Notice the reference to the "feminist myth of equality of the sexes." Arnold Kling, in a post at Tech Central Station writes on "Ego, Testosterone, and the Academy: Why the Controversy Over Larry Summers is Important." He points out that for much of Academia, the idea that the lack of women in the sciences may have some biological determinants is a forbidden idea. It is such a threatening thought that even to raise the question is dangerous. He relates a story from his daughter's college experience:

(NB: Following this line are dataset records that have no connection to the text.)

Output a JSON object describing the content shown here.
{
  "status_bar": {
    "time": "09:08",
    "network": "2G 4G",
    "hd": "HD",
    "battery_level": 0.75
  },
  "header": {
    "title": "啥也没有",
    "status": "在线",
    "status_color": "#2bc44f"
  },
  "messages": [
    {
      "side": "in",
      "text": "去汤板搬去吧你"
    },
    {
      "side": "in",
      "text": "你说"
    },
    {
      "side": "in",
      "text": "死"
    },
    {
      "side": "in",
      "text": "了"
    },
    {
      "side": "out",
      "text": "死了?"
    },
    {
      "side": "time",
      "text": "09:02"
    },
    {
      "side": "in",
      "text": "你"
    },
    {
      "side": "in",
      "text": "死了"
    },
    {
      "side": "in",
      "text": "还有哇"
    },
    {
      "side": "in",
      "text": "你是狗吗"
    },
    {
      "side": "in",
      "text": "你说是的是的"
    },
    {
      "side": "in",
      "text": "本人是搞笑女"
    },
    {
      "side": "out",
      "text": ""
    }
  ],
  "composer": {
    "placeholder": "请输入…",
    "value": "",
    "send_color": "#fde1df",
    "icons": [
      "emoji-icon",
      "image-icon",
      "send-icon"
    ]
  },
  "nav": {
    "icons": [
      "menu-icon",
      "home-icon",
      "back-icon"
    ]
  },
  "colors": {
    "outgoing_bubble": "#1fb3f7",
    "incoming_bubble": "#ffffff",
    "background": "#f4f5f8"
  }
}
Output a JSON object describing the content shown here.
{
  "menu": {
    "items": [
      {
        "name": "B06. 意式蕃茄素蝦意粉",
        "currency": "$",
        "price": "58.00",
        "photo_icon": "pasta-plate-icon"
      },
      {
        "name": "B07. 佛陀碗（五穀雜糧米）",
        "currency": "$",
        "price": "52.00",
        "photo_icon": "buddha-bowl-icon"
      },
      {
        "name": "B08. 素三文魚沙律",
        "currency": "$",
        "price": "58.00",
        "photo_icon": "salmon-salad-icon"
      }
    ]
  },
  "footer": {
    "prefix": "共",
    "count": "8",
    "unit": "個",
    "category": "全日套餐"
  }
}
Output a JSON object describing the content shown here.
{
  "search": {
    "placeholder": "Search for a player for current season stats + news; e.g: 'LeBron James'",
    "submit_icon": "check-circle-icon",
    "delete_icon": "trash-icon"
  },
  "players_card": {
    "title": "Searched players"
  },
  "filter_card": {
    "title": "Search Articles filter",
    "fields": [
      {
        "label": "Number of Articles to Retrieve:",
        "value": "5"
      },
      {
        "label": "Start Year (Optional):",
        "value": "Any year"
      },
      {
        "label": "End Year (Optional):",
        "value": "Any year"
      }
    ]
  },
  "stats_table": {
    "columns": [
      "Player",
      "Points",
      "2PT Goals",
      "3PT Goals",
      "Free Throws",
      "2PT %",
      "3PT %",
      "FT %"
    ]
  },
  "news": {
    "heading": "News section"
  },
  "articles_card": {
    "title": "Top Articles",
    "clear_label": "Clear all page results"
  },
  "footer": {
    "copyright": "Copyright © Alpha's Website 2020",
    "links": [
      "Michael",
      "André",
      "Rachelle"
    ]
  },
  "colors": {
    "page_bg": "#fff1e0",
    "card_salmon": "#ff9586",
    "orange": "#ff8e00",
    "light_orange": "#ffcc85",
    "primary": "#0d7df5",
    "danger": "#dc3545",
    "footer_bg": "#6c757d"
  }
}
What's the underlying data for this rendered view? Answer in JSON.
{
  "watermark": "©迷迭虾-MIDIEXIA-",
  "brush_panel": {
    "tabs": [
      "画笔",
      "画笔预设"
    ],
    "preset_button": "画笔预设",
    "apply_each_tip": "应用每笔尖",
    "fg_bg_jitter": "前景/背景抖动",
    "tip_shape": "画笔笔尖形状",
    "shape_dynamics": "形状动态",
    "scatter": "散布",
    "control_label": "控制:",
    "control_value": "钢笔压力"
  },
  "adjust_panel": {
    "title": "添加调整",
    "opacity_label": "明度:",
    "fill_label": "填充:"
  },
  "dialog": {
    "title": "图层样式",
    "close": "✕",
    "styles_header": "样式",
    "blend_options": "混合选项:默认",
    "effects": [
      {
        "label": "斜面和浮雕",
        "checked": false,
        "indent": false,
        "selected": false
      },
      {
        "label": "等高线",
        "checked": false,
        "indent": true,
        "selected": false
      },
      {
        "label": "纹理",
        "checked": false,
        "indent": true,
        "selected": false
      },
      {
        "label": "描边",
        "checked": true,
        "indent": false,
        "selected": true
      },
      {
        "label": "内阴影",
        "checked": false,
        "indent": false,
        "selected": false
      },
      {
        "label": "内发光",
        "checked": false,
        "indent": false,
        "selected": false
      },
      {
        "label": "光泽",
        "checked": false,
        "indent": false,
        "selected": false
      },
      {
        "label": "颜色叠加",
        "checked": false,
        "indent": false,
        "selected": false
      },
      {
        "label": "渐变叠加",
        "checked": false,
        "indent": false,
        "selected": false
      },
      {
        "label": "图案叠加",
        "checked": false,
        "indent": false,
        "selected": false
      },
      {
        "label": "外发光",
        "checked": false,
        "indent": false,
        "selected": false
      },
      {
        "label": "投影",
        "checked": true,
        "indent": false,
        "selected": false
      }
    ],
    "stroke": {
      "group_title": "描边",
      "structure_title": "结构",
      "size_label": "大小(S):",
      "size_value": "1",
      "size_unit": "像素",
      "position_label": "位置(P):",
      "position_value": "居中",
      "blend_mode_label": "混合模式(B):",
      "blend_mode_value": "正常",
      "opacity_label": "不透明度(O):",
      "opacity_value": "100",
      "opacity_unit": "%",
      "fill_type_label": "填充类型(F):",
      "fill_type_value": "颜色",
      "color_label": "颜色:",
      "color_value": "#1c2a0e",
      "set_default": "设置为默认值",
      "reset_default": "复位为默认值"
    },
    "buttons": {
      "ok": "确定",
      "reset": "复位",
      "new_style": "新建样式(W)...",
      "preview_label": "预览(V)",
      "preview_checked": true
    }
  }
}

At the University of Maryland, my oldest daughter, Rachel, took a class in which one test included a question in which she was asked to respond to the statement "Gender is socially determined." This was given, not as an essay question, but as a machine-graded true-false choice. Having read the textbook for the class, Rachel knew that the machine would treat "true" as the correct answer. She herself believes that the answer is something other than "true." Perhaps, if given an opportunity, she could have written a thoughtful, balanced essay on the topic. Evidently, however, her professor does not have a sufficiently open mind to be willing to face such an essay.
The question facing Lawrence Summers as he gave his talk was, "True or false: the explanation for the high ratio of males to females in physics, math, and engineering at universities like Harvard is cumulative sex discrimination." Evidently, the textbook answer is "true." Instead, Summers gave a thoughtful, balanced essay answer that was something other than "true." For that, many modern academics, including some smug critics at MIT and other prestigious institutions, believe he deserves a bad grade. Shame on the critics. Praise to his defenders.
When people refuse to even allow a question to be asked, they are no longer in the realm of reason but have entered the halls of religion.
In effect, the meme suggests that there are no inherent differences (Nature) between men and women and all differences in outcome can be attributed to social influences (Nurture). If you have any doubts that this is a religious belief rather than a fact based opinion, do the following thought experiment. Imagine yourself in a room full of Homosexual activists. Imagine yourself giving a talk in which you suggest that Homosexuality is the outcome of a complex interaction between a child's inherent constitutional make up (Nature), including the structure of his brain, and his emotional development in relation to his early childhood and parenting experiences (Nurture). The idea that Homosexuality is genetic (any time you read that something is "genetic" take it with a large grain of salt; as I once read, genes encode for proteins, not behavior) is a "given", scarcely more open to discussion than the idea that women and men are not equal.
I would suggest that a great many of the core beliefs of the Liberals and the Left are no longer supported by the data available to us in laboratories or in nature (history). Liberalism has become a religious philosophy.